That represents a victory for those advocating a balanced approach to putting the country’s fiscal house in order. At last, the barrier against raising taxes has been crossed. It is a practical step. Any reasonable plan for deficit-reduction must involve additional revenues and savings generated through spending cuts.
Congress and the Obama White House already had delivered a package of spending cuts last year. Now they have provided new revenue. Such balance should be sustained going forward.
No question, the process has been ugly. Congress created the problem of the “fiscal cliff.” It had more than a year to address the challenge. What should have been accomplished in a considered, steady way came together in a messy rush as the deadline arrived and went. Hard to believe anyone is happy with all of the details, or the prospect of further brinkmanship when the debt limit must be increased in a matter of months.
Democrats grumbled about President Obama conceding too much, agreeing to a lower threshold for increased income taxes, starting at $450,000 a year instead of the $250,000 of his campaign. Worth stressing is that the president gained key items in the bargaining, including extensions of unemployment benefits, the tax credit for college costs and incentives for renewable energy and research and development.
Republicans fretted about a lack of spending reductions. Those choices have been postponed, and rightly so. They must be pursued thoughtfully. If higher taxes at the top income levels promise a negligible impact on the fragile economy, deep spending cuts will likely bring harm. Best to focus on the spending that invites a big problem — in other words, on Medicare and Medicaid, linked to mounting health-care spending as a whole.
The Affordable Care Act takes aim at the problem. More steps are necessary, requiring time and explanation. The recent debate over health care reaffirms that many Americans like things as they are, even as the moment calls for real change.

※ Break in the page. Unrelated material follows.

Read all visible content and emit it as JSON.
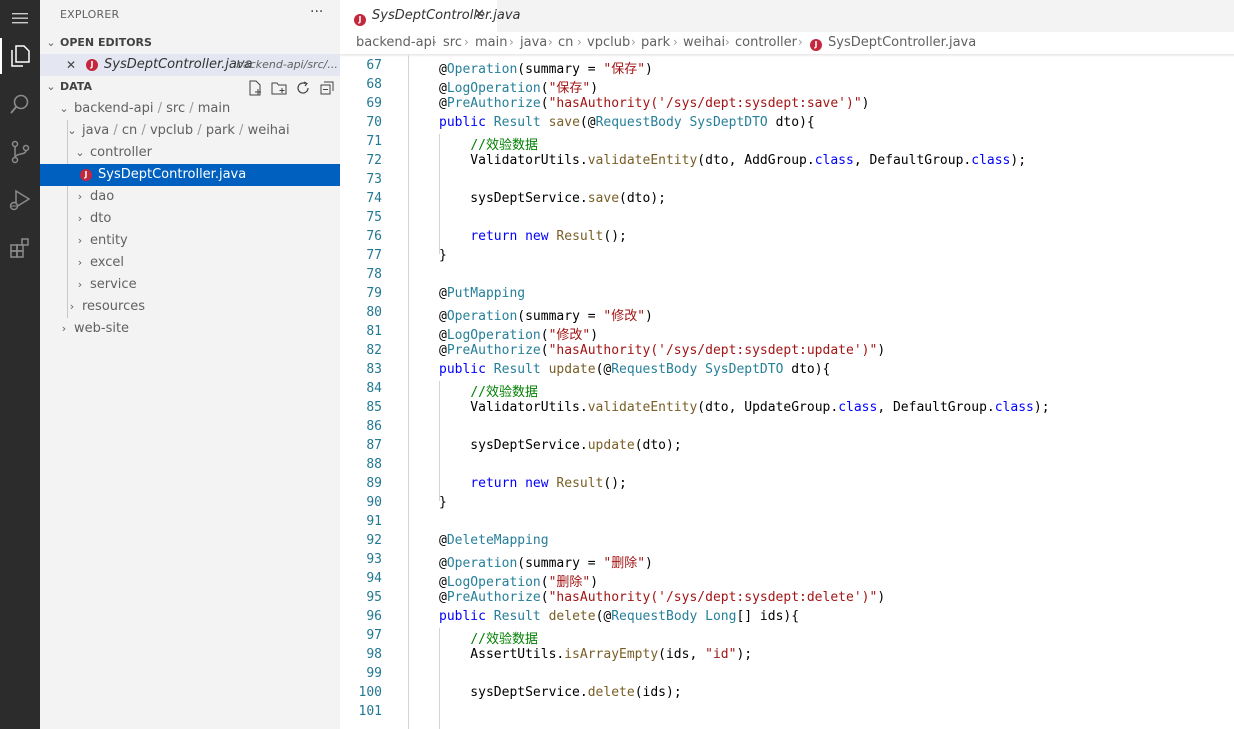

The idea that this polarized Congress could conduct such an elevated discussion seems far-fetched, to say the least. It has struggled to get priorities straight, including the House fumbling aid to the victims of Hurricane Sandy. Take the failure to extend the payroll tax holiday, which has put money in the checkbooks of typical Americans, bolstering an iffy recovery. Now paychecks will shrink. In a compromise that reflected keenly the art of the possible, this crucial possibility was missed.